┌─ Supplied data

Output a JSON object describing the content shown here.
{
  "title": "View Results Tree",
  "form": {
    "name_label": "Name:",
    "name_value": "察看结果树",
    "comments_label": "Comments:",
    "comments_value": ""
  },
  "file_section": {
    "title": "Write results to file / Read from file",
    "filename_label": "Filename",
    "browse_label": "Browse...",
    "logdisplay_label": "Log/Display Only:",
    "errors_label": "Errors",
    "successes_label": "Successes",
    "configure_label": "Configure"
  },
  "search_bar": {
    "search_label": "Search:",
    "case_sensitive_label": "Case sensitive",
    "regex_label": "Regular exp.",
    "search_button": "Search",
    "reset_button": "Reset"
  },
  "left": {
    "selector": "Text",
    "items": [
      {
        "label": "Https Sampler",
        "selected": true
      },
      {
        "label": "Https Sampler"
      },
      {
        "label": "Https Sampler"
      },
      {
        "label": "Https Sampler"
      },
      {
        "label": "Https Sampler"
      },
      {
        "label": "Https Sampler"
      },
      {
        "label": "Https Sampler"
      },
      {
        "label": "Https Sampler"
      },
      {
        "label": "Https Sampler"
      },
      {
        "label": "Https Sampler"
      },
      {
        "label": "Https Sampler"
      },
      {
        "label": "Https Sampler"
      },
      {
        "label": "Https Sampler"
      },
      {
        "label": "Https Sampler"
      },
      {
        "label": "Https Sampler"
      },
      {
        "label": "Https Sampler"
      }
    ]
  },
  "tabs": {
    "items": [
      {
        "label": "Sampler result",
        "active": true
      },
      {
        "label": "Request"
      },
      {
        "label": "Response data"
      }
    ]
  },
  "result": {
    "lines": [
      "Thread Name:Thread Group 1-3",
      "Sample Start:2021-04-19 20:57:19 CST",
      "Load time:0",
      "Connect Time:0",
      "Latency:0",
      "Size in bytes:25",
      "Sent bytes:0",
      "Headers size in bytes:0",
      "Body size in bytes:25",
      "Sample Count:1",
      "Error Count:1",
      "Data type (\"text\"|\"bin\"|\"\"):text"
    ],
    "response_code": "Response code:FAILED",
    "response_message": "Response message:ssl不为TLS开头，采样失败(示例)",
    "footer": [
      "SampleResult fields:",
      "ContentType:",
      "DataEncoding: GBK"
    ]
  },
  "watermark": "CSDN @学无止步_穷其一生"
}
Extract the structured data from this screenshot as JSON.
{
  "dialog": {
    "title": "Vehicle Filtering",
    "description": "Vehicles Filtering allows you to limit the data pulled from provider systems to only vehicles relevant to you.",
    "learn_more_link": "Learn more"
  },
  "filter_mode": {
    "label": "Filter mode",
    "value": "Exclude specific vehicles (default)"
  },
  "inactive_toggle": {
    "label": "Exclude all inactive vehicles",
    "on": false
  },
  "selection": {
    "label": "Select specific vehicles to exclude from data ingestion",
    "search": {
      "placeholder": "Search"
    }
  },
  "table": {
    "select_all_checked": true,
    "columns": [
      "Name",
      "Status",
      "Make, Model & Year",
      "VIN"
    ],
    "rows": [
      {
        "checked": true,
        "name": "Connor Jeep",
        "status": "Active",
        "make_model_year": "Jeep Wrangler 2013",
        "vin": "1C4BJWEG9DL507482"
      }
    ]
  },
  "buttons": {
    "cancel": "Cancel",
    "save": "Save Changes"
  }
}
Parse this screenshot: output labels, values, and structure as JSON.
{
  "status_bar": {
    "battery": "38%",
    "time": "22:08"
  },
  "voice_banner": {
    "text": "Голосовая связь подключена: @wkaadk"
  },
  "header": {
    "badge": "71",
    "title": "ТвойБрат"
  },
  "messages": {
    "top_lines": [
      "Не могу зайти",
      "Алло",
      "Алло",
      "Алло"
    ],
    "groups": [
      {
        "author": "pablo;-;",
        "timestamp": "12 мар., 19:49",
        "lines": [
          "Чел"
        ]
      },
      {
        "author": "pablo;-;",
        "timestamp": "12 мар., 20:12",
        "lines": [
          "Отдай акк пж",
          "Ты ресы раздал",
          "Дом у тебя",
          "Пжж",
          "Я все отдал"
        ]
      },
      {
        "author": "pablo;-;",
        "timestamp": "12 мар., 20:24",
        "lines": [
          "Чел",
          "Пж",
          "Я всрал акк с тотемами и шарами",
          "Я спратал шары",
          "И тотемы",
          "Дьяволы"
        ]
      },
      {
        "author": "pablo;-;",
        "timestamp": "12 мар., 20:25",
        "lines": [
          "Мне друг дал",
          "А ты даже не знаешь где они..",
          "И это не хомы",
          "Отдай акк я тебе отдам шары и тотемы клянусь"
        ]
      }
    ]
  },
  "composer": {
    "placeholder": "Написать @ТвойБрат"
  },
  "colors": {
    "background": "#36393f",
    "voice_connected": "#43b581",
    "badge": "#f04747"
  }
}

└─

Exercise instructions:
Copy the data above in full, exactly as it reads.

Output for this task:
Output a JSON object describing the content shown here.
{
  "title": "View Results Tree",
  "form": {
    "name_label": "Name:",
    "name_value": "察看结果树",
    "comments_label": "Comments:",
    "comments_value": ""
  },
  "file_section": {
    "title": "Write results to file / Read from file",
    "filename_label": "Filename",
    "browse_label": "Browse...",
    "logdisplay_label": "Log/Display Only:",
    "errors_label": "Errors",
    "successes_label": "Successes",
    "configure_label": "Configure"
  },
  "search_bar": {
    "search_label": "Search:",
    "case_sensitive_label": "Case sensitive",
    "regex_label": "Regular exp.",
    "search_button": "Search",
    "reset_button": "Reset"
  },
  "left": {
    "selector": "Text",
    "items": [
      {
        "label": "Https Sampler",
        "selected": true
      },
      {
        "label": "Https Sampler"
      },
      {
        "label": "Https Sampler"
      },
      {
        "label": "Https Sampler"
      },
      {
        "label": "Https Sampler"
      },
      {
        "label": "Https Sampler"
      },
      {
        "label": "Https Sampler"
      },
      {
        "label": "Https Sampler"
      },
      {
        "label": "Https Sampler"
      },
      {
        "label": "Https Sampler"
      },
      {
        "label": "Https Sampler"
      },
      {
        "label": "Https Sampler"
      },
      {
        "label": "Https Sampler"
      },
      {
        "label": "Https Sampler"
      },
      {
        "label": "Https Sampler"
      },
      {
        "label": "Https Sampler"
      }
    ]
  },
  "tabs": {
    "items": [
      {
        "label": "Sampler result",
        "active": true
      },
      {
        "label": "Request"
      },
      {
        "label": "Response data"
      }
    ]
  },
  "result": {
    "lines": [
      "Thread Name:Thread Group 1-3",
      "Sample Start:2021-04-19 20:57:19 CST",
      "Load time:0",
      "Connect Time:0",
      "Latency:0",
      "Size in bytes:25",
      "Sent bytes:0",
      "Headers size in bytes:0",
      "Body size in bytes:25",
      "Sample Count:1",
      "Error Count:1",
      "Data type (\"text\"|\"bin\"|\"\"):text"
    ],
    "response_code": "Response code:FAILED",
    "response_message": "Response message:ssl不为TLS开头，采样失败(示例)",
    "footer": [
      "SampleResult fields:",
      "ContentType:",
      "DataEncoding: GBK"
    ]
  },
  "watermark": "CSDN @学无止步_穷其一生"
}
Extract the structured data from this screenshot as JSON.
{
  "dialog": {
    "title": "Vehicle Filtering",
    "description": "Vehicles Filtering allows you to limit the data pulled from provider systems to only vehicles relevant to you.",
    "learn_more_link": "Learn more"
  },
  "filter_mode": {
    "label": "Filter mode",
    "value": "Exclude specific vehicles (default)"
  },
  "inactive_toggle": {
    "label": "Exclude all inactive vehicles",
    "on": false
  },
  "selection": {
    "label": "Select specific vehicles to exclude from data ingestion",
    "search": {
      "placeholder": "Search"
    }
  },
  "table": {
    "select_all_checked": true,
    "columns": [
      "Name",
      "Status",
      "Make, Model & Year",
      "VIN"
    ],
    "rows": [
      {
        "checked": true,
        "name": "Connor Jeep",
        "status": "Active",
        "make_model_year": "Jeep Wrangler 2013",
        "vin": "1C4BJWEG9DL507482"
      }
    ]
  },
  "buttons": {
    "cancel": "Cancel",
    "save": "Save Changes"
  }
}
Parse this screenshot: output labels, values, and structure as JSON.
{
  "status_bar": {
    "battery": "38%",
    "time": "22:08"
  },
  "voice_banner": {
    "text": "Голосовая связь подключена: @wkaadk"
  },
  "header": {
    "badge": "71",
    "title": "ТвойБрат"
  },
  "messages": {
    "top_lines": [
      "Не могу зайти",
      "Алло",
      "Алло",
      "Алло"
    ],
    "groups": [
      {
        "author": "pablo;-;",
        "timestamp": "12 мар., 19:49",
        "lines": [
          "Чел"
        ]
      },
      {
        "author": "pablo;-;",
        "timestamp": "12 мар., 20:12",
        "lines": [
          "Отдай акк пж",
          "Ты ресы раздал",
          "Дом у тебя",
          "Пжж",
          "Я все отдал"
        ]
      },
      {
        "author": "pablo;-;",
        "timestamp": "12 мар., 20:24",
        "lines": [
          "Чел",
          "Пж",
          "Я всрал акк с тотемами и шарами",
          "Я спратал шары",
          "И тотемы",
          "Дьяволы"
        ]
      },
      {
        "author": "pablo;-;",
        "timestamp": "12 мар., 20:25",
        "lines": [
          "Мне друг дал",
          "А ты даже не знаешь где они..",
          "И это не хомы",
          "Отдай акк я тебе отдам шары и тотемы клянусь"
        ]
      }
    ]
  },
  "composer": {
    "placeholder": "Написать @ТвойБрат"
  },
  "colors": {
    "background": "#36393f",
    "voice_connected": "#43b581",
    "badge": "#f04747"
  }
}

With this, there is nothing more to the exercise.